[Dataset rows for apps and sites]
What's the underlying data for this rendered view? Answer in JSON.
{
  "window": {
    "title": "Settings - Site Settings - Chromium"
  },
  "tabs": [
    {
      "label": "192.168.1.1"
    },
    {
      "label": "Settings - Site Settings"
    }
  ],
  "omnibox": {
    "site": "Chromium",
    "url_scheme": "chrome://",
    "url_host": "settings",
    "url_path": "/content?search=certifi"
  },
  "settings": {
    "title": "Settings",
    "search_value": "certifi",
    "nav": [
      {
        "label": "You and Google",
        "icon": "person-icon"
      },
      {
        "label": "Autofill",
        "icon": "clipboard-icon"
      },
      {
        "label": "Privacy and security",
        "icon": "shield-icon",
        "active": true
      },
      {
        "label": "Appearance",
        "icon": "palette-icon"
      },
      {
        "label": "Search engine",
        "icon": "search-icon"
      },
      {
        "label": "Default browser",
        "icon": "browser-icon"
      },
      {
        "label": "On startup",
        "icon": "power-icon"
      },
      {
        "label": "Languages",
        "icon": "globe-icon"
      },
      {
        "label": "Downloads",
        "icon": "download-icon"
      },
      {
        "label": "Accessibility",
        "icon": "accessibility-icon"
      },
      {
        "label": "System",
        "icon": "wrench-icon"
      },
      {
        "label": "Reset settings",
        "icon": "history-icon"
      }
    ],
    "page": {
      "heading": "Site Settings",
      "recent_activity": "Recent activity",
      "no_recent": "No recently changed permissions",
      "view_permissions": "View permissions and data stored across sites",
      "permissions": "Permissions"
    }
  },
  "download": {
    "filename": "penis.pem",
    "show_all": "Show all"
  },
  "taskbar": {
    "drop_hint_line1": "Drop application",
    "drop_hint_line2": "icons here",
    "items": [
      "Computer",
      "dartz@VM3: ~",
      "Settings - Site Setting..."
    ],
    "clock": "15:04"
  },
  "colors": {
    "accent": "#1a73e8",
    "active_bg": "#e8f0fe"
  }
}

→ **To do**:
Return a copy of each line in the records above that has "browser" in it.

→ **Task output**:
        "label": "Default browser",
        "icon": "browser-icon"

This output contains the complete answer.